  • Galaktoboureko – like the sweet version of a boureko – pastry filled with cheese, this is filled with delicious egg custard.

Among the mezes you could go for the following.

  • Melitzana Psiti – roasted eggplant, which can be served with garlic, yogurt and nuts.
  • Yiaprakia – stuffed grape or cabbage leaves filled with rice and meat.
  • Fasolakia – a stew made from green beans, onions, tomatoes, red peppers, parsley, olive oil.

When you think of Greek food – or even snacks – humous, tzatziki, olives and cheese might be some of the first things that pop to mind.
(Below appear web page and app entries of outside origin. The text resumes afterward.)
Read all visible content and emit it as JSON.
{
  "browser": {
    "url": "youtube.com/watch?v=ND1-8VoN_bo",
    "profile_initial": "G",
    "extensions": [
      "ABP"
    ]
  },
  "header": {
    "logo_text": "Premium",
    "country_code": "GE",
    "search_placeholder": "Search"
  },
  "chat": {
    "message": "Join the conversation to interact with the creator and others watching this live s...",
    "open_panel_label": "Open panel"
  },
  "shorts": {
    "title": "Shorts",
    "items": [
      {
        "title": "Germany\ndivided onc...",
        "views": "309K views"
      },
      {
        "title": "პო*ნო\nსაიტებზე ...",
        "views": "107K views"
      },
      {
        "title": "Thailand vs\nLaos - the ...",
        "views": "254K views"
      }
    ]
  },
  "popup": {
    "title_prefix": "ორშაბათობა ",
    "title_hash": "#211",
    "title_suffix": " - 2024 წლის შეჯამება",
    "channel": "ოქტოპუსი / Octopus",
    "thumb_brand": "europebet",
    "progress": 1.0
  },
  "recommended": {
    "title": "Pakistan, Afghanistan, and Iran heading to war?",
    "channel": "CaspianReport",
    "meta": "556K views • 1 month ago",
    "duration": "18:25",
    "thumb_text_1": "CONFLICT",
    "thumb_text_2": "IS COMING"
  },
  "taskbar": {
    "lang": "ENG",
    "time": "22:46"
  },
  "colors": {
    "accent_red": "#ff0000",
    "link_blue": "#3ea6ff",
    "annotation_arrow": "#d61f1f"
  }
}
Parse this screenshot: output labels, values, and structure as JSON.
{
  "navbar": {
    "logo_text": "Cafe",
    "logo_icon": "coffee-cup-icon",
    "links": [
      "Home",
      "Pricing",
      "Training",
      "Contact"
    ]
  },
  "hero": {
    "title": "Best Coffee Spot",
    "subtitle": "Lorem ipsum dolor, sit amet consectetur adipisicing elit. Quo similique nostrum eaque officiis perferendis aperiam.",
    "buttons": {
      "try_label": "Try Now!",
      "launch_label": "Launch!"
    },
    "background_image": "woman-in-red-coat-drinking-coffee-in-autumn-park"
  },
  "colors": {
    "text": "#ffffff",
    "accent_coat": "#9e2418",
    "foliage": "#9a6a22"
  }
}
And with so many goats roaming around the mountainsides, a lot of the cheeses are made out of or include goat’s cheese.

The Greeks are so enamoured by cheese that the ancient Greeks even named a Greek god – Aristaeus – after it. Feta is commonly found here and is also included in the ever-popular Greek salad, which comes with sliced tomatoes and cucumbers, onion, kalamata olives, and seasoned with salt, oregano and olive oil. Green bell-pepper slices or capers might also be included, especially in the Dodecanese islands.

Cucumbers and sliced cheese are also served with the breakfasts, which come with delicious locally made fruit jams, bread and eggs. With the Aegean Sea on their doorsteps, fish is a very popular dish with the Rhodians. Some of the delicious options are sea bass, sea bream, lobster and octopus – which are often hanging up at the beach side restaurants the moment they’re scooped from the sea. A couple of the typical dishes include the following.

  • Fried calamari served with a local beer such as Mythos.
  • Rouzetia me skorthalia – unique to Rhodes. Small red fishes fried with a garlic sauce.
  • Astakomakaronada – Greek style lobster pasta with a tomato sauce, wine, onion, olive oil, and cinnamon.

When in Greece you must also try the lamb – the chops, paidakia, are lovely grilled. Other main courses usually include meat or chicken, and a nice selection of vegetarian dishes utilises the many vegetables that grow on the island.

To end a meal it’s nice to have a Greek coffee – which boasts a rich taste and scent like Arabic coffee, unsurprising considering that it is Arabic in origin. Prepared in the briki, a typical long-handled copper pot, it’s usually accompanied by a glass of water. The coffee and the sweets haven’t done the Greeks any harm – their overall fresh Mediterranean diet and regular activity makes them some of the healthiest people in the world.